Book a Demo
Dylan gillis Kdeq A3a Tn BY unsplash

Ten tips to virtualise your hiring process

Like everyone around the world I am watching the COVID-19 situation evolve. I do not yet know whether the assessor training and bias workshops in advance of assessment centres that I have in my calendar over the next month will be delivered face-to-face or virtually. The level of ambiguity and the shift required for many companies in how to work and continue to deliver business outcomes is absolutely dramatic.

Companies such as LinkedIn are releasing a series of articles around how to be productive when working from home. But what are the implications on your recruitment and assessment activity when your workforce and candidates are working virtually? At Sova we’ve been providing digital assessment centres for the last four years, allowing our clients to automate scheduling, administration of activities (such as written exercises), data collation and candidate feedback. In the light of recent events we have adapted our existing technology to now support a fully virtual experience. We are transitioning organisations such as Toll Group, NAB and Deloitte to a 100% virtual experience, without the need to change or compromise their existing processes.

Recruiting and assessing virtually

It’s likely that you won’t have to reengineer your whole process and can quickly put in place a relatively simple, practical and effective virtual recruitment process. Both individual assessment and group assessment can be moved to a virtual environment with a few practical considerations:

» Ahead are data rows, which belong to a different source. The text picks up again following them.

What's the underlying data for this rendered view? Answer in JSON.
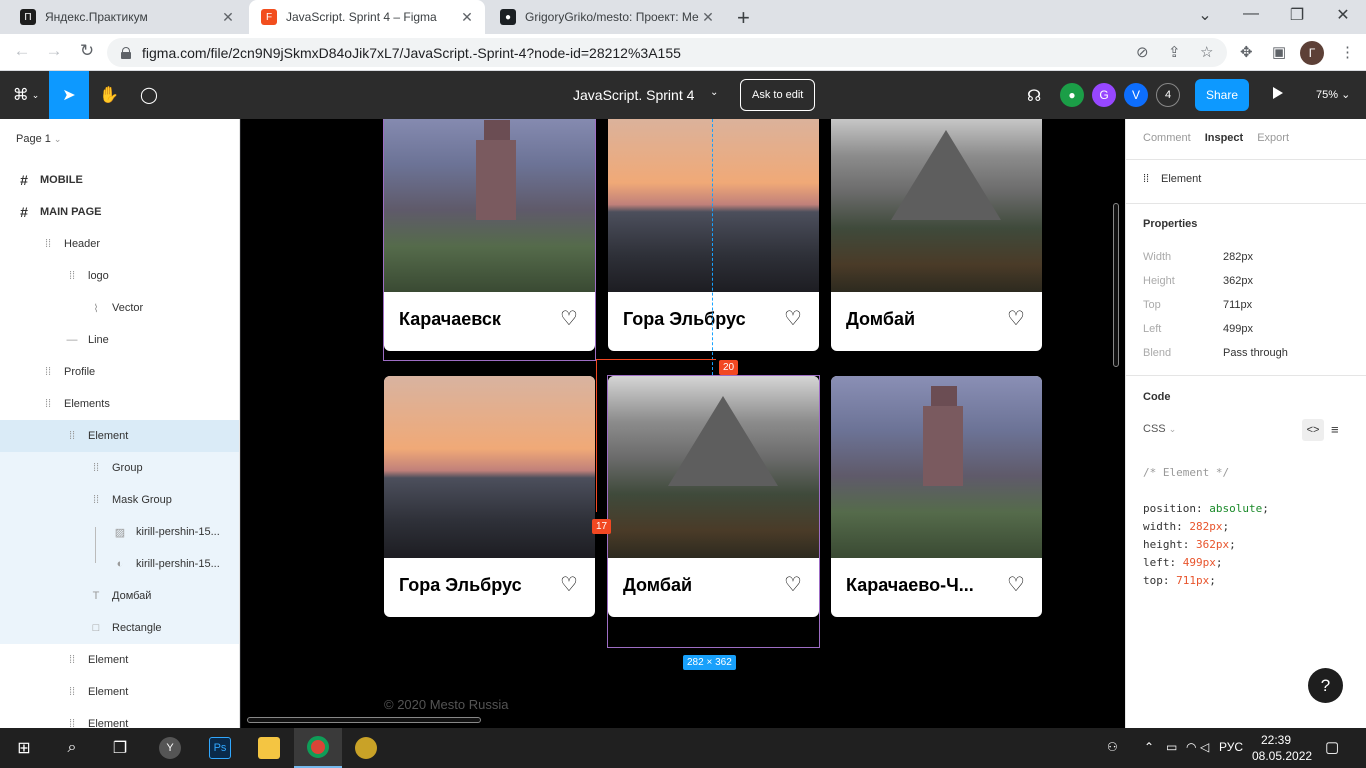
{
  "browser": {
    "tabs": [
      {
        "label": "Яндекс.Практикум",
        "favicon": "П",
        "color": "#1d1d1d"
      },
      {
        "label": "JavaScript. Sprint 4 – Figma",
        "favicon": "F",
        "color": "#f24e1e",
        "active": true
      },
      {
        "label": "GrigoryGriko/mesto: Проект: Ме",
        "favicon": "●",
        "color": "#1b1f23"
      }
    ],
    "new_tab": "+",
    "url": "figma.com/file/2cn9N9jSkmxD84oJik7xL7/JavaScript.-Sprint-4?node-id=28212%3A155",
    "profile_initial": "Г"
  },
  "figma": {
    "file_title": "JavaScript. Sprint 4",
    "ask_to_edit": "Ask to edit",
    "share": "Share",
    "collaborator_count": "4",
    "zoom": "75%",
    "avatars": [
      {
        "initial": "",
        "color": "#1b9e47"
      },
      {
        "initial": "G",
        "color": "#9747ff"
      },
      {
        "initial": "V",
        "color": "#0d6efd"
      }
    ]
  },
  "layers": {
    "page": "Page 1",
    "items": [
      {
        "name": "MOBILE",
        "icon": "frame",
        "bold": true,
        "indent": 0
      },
      {
        "name": "MAIN PAGE",
        "icon": "frame",
        "bold": true,
        "indent": 0
      },
      {
        "name": "Header",
        "icon": "group",
        "indent": 1
      },
      {
        "name": "logo",
        "icon": "group",
        "indent": 2
      },
      {
        "name": "Vector",
        "icon": "vector",
        "indent": 3
      },
      {
        "name": "Line",
        "icon": "line",
        "indent": 2
      },
      {
        "name": "Profile",
        "icon": "group",
        "indent": 1
      },
      {
        "name": "Elements",
        "icon": "group",
        "indent": 1
      },
      {
        "name": "Element",
        "icon": "group",
        "indent": 2,
        "selected": true
      },
      {
        "name": "Group",
        "icon": "group",
        "indent": 3,
        "child": true
      },
      {
        "name": "Mask Group",
        "icon": "group",
        "indent": 3,
        "child": true
      },
      {
        "name": "kirill-pershin-15...",
        "icon": "image",
        "indent": 4,
        "child": true
      },
      {
        "name": "kirill-pershin-15...",
        "icon": "mask",
        "indent": 4,
        "child": true
      },
      {
        "name": "Домбай",
        "icon": "text",
        "indent": 3,
        "child": true
      },
      {
        "name": "Rectangle",
        "icon": "rect",
        "indent": 3,
        "child": true
      },
      {
        "name": "Element",
        "icon": "group",
        "indent": 2
      },
      {
        "name": "Element",
        "icon": "group",
        "indent": 2
      },
      {
        "name": "Element",
        "icon": "group",
        "indent": 2
      }
    ]
  },
  "canvas": {
    "cards": [
      {
        "title": "Карачаевск",
        "photo": "church"
      },
      {
        "title": "Гора Эльбрус",
        "photo": "sunset"
      },
      {
        "title": "Домбай",
        "photo": "mountain"
      },
      {
        "title": "Гора Эльбрус",
        "photo": "sunset"
      },
      {
        "title": "Домбай",
        "photo": "mountain"
      },
      {
        "title": "Карачаево-Ч...",
        "photo": "church"
      }
    ],
    "heart_icon": "♡",
    "gap_horizontal": "20",
    "gap_vertical": "17",
    "size_badge": "282 × 362",
    "footer": "© 2020 Mesto Russia"
  },
  "inspect": {
    "tabs": [
      "Comment",
      "Inspect",
      "Export"
    ],
    "active_tab": "Inspect",
    "element_label": "Element",
    "properties_title": "Properties",
    "properties": [
      {
        "key": "Width",
        "value": "282px"
      },
      {
        "key": "Height",
        "value": "362px"
      },
      {
        "key": "Top",
        "value": "711px"
      },
      {
        "key": "Left",
        "value": "499px"
      },
      {
        "key": "Blend",
        "value": "Pass through"
      }
    ],
    "code_title": "Code",
    "code_lang": "CSS",
    "code_comment": "/* Element */",
    "code_lines": [
      {
        "prop": "position",
        "value": "absolute",
        "kind": "keyword"
      },
      {
        "prop": "width",
        "value": "282px",
        "kind": "number"
      },
      {
        "prop": "height",
        "value": "362px",
        "kind": "number"
      },
      {
        "prop": "left",
        "value": "499px",
        "kind": "number"
      },
      {
        "prop": "top",
        "value": "711px",
        "kind": "number"
      }
    ],
    "help": "?"
  },
  "taskbar": {
    "lang": "РУС",
    "time": "22:39",
    "date": "08.05.2022"
  }
}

  1. Do your competencies and behaviours work for remote assessment? Check your competency matrix and behavioural indicators – can the behavioural indictors be observed via a virtual assessment centre? There may be some indicators that may be hard to see virtually and so may need to be reviewed.
  2. Do you have assessors available? In person-assessment is being disrupted by travel-lock down and the availability of assessors to work face to face. The interview stage can be adjusted to remove the need for face-to-face interaction, by utilising virtual facilities or taking this one step further by using asynchronous video interviewing technology.
  3. Can you monitor for bias? Many firms recognise that it is absolutely critical to train assessors in how to assess, as well as how to understand and recognise their own biases. But how do you train people to assess virtually? Considerations need to be factored into training to ensure your processes remain solid and robust.
  4. Can you maintain your desired level of candidate care? While moving to a virtual environment we need to ensure the hiring process doesn’t lose the human touch. There are strategies can you employ for connecting with candidates and allowing them the opportunity to ask questions about your organisation, such as drop in Q&A sessions either before, during or after you virtual assessment centre.
  5. How do you ease the administrative burden? You’ll need systems and processes in place that can be used for ensuring candidates and assessors are in the right virtual rooms at the right time – and ensuring that other candidates do not accidentally enter this room.
  6. Does your timetable allow for flexibility? Experienced assessment centre managers can quickly adapt to a delayed or shifting timetable when face-to-face. However, running your schedule on time is critical when delivering virtual assessments and processes need to be in place for when everything does not go exactly to plan.
  7. Can you collect and collate data remotely? Digital Assessment Centre technology allows assessors to record and submit their observations and scores in real time. Avoid the pain of having to chase assessors to enter their data in a spreadsheet or physically post paper forms.
  8. Are you able to offer candidate feedback? Automating candidate feedback via Digital Assessment Centre technology will ensure candidates get something back in return for their time, without requiring additional resources.
  9. Is your virtual process as through as in person? Maintaining equivalence of the process and the rigour of decision making is an important consideration when moving to a virtual environment.
  10. Does everyone have connectivity? Everyone involved in the virtual assessment will need to be using a strong and reliable internet connection. Ensure that everyone know the process and steps to follow should they lose connection.

Advice for in-house recruitment teams

A unified, technology-led recruitment environment can offer much more long-term cost benefits than we have recognised before. This can be in the form of identifying the attributes that make for a ‘star hire’, which will ultimately bring about the biggest benefits by boosting the success and future-proofing the business. We all know this is going to be crucial for our businesses as the economy recovers. Further, this approach enables data and insight to be shared and integrated with the long-term strategy of the business, meaning that as we bounce back from this you will be using data in onboarding and development – across the full talent lifecycle.

My advice to in-house recruiters is to find a pragmatic solution to minimise disruption in the current climate. Candidates, your peers and likely your managers will be assessing how you respond to this situation. Are you able to flex, adapt and embrace virtual ways of working to provide business continuity? If we get this right, we could be changing the future of recruitment.

Please feel free to reach out to me directly on +61 426 691 012 or via email: if you would like any advice on the considerations of virtualising your assessment centres and the practicalities involved in this.

You might also be interested in listening to our on-demand webinar where we will be discussing how you can look to virtualize your recruitment processes and minimise disruption.

Abigail Scott

Managing Director, Sova APAC

Changing assessment for good
© 2023 Sova Assessment Ltd. All Rights Reserved.